Sabir is bemused - he was expecting to hear a fable from Samana, wondering why the man would have taken out an advert in the newspaper, selling information about the prophecies. He's torn between wanting to believe he's getting the genuine article. Instead he's attacked by the man he's come to meet, his hand is cut by shattered glass, the gypsy acts deranged and then flees the restaurant.

I'm not giving away any of the story-line, I promise. You can read this section on the website, as an extract from the novel.

What makes The Nostradamus Prophecies unique is the characters and the execution of the novel. I genuinely enjoyed meeting Sabir - he is a nice, intelligent guy, slightly taken aback by becoming, through the mixing of blood, part of a group of gypsies. He becomes the brother to Yola, Samana's sister. With Alexi, a newly inherited gypsy cousin, the three of them follow the clues left centuries before by Nostradamus himself with Samana's female family.

It is a rare thriller / quest novel that takes me by surprise. Superficially, the novel ticks all the right boxes - ancient prophecies, the quest to locate them, a hero, a difficult situation. What makes it different is the inclusion of a completely different locale - France - and the inclusion of gypsy lore, customs and the genuine "feel" of these enigmatic people - all of which is impeccably researched and well told. The two main gypsy characters, Yola and Alexi are vividly portrayed and ingeniously described. Through them we are introduced to their world, we follow Sabir as he stumbles around their odd world, trying not to make a hash of it. The three characters work together very well - they appear quite genuine.

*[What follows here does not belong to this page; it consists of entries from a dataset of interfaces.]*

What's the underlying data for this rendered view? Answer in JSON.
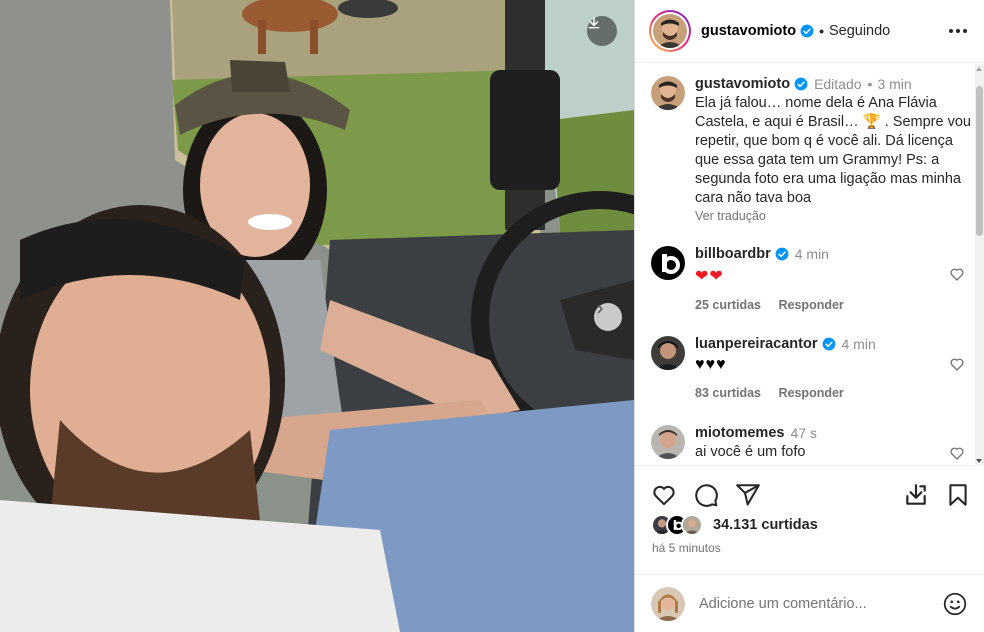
{
  "post": {
    "username": "gustavomioto",
    "follow_status": "Seguindo",
    "more_icon": "more-horizontal-icon"
  },
  "caption": {
    "username": "gustavomioto",
    "edited": "Editado",
    "time": "3 min",
    "text": "Ela já falou… nome dela é Ana Flávia Castela, e aqui é Brasil… 🏆 . Sempre vou repetir, que bom q é você ali. Dá licença que essa gata tem um Grammy! Ps: a segunda foto era uma ligação mas minha cara não tava boa",
    "translate_label": "Ver tradução"
  },
  "comments": [
    {
      "username": "billboardbr",
      "verified": true,
      "time": "4 min",
      "text": "❤❤",
      "likes": "25 curtidas",
      "reply": "Responder"
    },
    {
      "username": "luanpereiracantor",
      "verified": true,
      "time": "4 min",
      "text": "♥♥♥",
      "likes": "83 curtidas",
      "reply": "Responder"
    },
    {
      "username": "miotomemes",
      "verified": false,
      "time": "47 s",
      "text": "ai você é um fofo"
    }
  ],
  "actions": {
    "like_icon": "heart-icon",
    "comment_icon": "comment-icon",
    "share_icon": "share-icon",
    "download_icon": "download-icon",
    "save_icon": "bookmark-icon"
  },
  "likes_count": "34.131 curtidas",
  "posted_time": "há 5 minutos",
  "comment_input": {
    "placeholder": "Adicione um comentário..."
  },
  "colors": {
    "verified": "#0095f6",
    "red_heart": "#ed1c24",
    "text": "#262626",
    "muted": "#737373"
  }
}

The two policemen who follow Sabir and the gypsies are very together and on the ball. Also, very likeable - maybe Macron less so than Calque (whom you suspect is wasted as a policeman as he is too intelligent, too cultured and too nice) who is very old school and very amusing. Our antagonist, Achor Bale is a deeply flawed character but one you like to dislike because he's not a cardboard cut-out. He has his motivations, he has a good background which comes to the fore during the investigation and more importantly, like the Terminator, he just does not give up. In other words, there are no easy outs.
The story moves forward at a clipping pace as we follow the two gypsies, Sabir and the two policeman as they unravel the clues left by Nostradamus. The focus is on characterisation and the interesting relationship between the gypsies with Sabir. The legends of Nostradamus are touched on, so lightly, during the course of the novel that it never gets dull or boring and over-told, which makes all the difference. You aren't bombarded by the incessant explanations and conjecture. This is however a very clever ploy by the author - and I loved falling for it.

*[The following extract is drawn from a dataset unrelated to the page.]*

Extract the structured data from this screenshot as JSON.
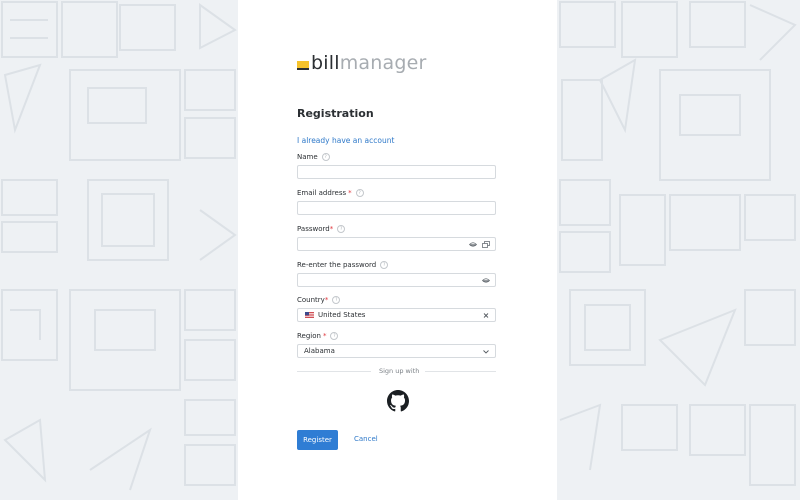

The novel is a very rapid read, it twists and turns and is a fascinating and wild read. It is definitely a very worthy addition to any the thriller / adventure reader's bookshelf, I can assure you.
Find Mario Reading's website here, the dedicated The Nostradamus Prophecies page can be found here with an extract from the novel and a video by the author talking about The Man himself. The Nostradamus Prophecies is published by Atlantic Books and is available now. Go buy a copy! Actually, to be honest: if you're not really someone to read these "types" of books, The Nostradamus Prophecy is a very good place to start as it just works so well.

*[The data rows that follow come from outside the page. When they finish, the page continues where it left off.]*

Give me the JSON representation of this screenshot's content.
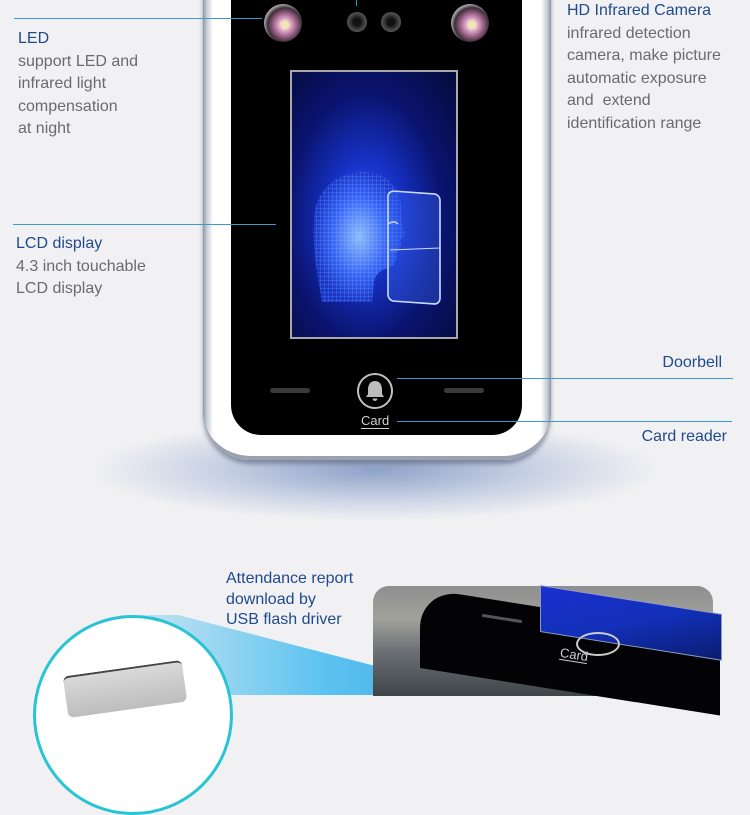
{
  "features": {
    "led": {
      "title": "LED",
      "description": [
        "support LED and",
        "infrared light",
        "compensation",
        "at night"
      ]
    },
    "camera": {
      "title": "HD Infrared Camera",
      "description": [
        "infrared detection",
        "camera, make picture",
        "automatic exposure",
        "and  extend",
        "identification range"
      ]
    },
    "lcd": {
      "title": "LCD display",
      "description": [
        "4.3 inch touchable",
        "LCD display"
      ]
    },
    "doorbell": {
      "title": "Doorbell"
    },
    "card_reader": {
      "title": "Card reader"
    },
    "usb": {
      "description": [
        "Attendance report",
        "download by",
        "USB flash driver"
      ]
    }
  },
  "device": {
    "card_label": "Card",
    "doorbell_icon": "bell-icon",
    "screen_image": "wireframe-face-scan"
  },
  "colors": {
    "title": "#1f4a8c",
    "description": "#6b6b6f",
    "callout_line": "#3a9bc8",
    "background": "#f1f1f3",
    "usb_circle": "#27c4d4"
  }
}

1 comment:

Sassy Brit @ said...

HI! I LOVE the sound of this book. I'm finding so many books I haven't heard of today!

I have a Brit/UK only competition you may be interested in - on my site here!
Closes September 30th!

I think you'll love it - plus you can also enter a competition to win one out of 10,000 freebies - and not just the book, but a Radox product too!

**Please spread the word to other UK friends**


PS I am adding you to my blogroll, I don't know many Brits around here! LOL And I'm following you on twitter now, and google reader. Lovely to meet you!